-- Opening Marker --

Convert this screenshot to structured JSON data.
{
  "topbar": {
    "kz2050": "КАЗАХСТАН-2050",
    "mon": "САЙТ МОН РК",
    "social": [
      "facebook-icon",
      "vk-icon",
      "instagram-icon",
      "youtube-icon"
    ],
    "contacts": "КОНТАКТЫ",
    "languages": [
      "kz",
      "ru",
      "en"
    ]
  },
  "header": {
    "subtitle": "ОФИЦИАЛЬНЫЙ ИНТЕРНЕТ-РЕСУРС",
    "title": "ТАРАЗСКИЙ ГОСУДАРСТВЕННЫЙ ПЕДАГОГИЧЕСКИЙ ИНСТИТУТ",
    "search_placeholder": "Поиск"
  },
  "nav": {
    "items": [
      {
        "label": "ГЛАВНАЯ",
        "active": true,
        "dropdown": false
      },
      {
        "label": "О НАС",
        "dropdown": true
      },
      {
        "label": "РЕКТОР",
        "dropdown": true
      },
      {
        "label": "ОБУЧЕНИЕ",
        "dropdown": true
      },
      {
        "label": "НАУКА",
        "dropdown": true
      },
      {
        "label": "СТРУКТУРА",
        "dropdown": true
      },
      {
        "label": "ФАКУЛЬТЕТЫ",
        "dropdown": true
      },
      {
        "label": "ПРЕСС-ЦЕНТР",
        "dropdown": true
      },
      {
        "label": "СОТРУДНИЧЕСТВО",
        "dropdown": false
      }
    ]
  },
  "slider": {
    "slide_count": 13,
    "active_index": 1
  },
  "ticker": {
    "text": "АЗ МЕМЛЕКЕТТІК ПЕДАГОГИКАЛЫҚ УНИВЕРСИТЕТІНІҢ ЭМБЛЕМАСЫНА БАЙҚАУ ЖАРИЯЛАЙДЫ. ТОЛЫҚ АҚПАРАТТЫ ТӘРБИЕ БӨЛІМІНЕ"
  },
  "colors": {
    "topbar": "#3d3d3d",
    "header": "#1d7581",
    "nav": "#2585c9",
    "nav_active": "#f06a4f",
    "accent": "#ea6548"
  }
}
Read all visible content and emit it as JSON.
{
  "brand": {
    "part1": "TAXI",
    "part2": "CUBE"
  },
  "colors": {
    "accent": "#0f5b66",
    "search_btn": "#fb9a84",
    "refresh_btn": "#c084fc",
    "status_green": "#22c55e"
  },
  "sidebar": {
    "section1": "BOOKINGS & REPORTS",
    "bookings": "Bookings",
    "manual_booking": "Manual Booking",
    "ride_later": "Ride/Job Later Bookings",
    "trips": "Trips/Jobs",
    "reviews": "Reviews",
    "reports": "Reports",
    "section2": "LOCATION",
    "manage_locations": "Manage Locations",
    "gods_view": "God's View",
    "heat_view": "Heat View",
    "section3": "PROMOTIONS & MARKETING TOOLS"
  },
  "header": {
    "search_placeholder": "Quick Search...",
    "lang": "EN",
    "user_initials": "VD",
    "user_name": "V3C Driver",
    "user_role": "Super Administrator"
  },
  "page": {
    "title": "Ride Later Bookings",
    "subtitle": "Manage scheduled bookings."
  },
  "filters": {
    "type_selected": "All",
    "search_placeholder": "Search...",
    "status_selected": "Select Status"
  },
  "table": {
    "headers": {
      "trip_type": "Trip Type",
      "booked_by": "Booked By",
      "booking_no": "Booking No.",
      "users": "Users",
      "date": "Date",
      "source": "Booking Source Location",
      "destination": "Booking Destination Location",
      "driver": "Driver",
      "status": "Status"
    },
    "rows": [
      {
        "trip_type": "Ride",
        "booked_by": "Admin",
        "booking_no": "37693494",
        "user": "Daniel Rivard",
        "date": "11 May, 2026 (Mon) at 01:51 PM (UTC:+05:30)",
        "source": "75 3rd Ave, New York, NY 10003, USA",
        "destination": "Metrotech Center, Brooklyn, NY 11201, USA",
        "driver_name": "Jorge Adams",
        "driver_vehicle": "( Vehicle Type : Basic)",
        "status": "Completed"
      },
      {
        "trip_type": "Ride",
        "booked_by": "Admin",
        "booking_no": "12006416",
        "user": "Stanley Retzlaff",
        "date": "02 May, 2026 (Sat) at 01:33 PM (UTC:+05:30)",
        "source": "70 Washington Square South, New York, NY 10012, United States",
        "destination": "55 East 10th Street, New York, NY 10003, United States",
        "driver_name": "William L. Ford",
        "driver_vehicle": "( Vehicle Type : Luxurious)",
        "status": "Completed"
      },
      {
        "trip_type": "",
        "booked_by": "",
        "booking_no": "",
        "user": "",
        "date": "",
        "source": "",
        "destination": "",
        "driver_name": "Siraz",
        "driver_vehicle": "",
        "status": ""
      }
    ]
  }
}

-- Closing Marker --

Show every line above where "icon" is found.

Completed exercise:
      "facebook-icon",
      "vk-icon",
      "instagram-icon",
      "youtube-icon"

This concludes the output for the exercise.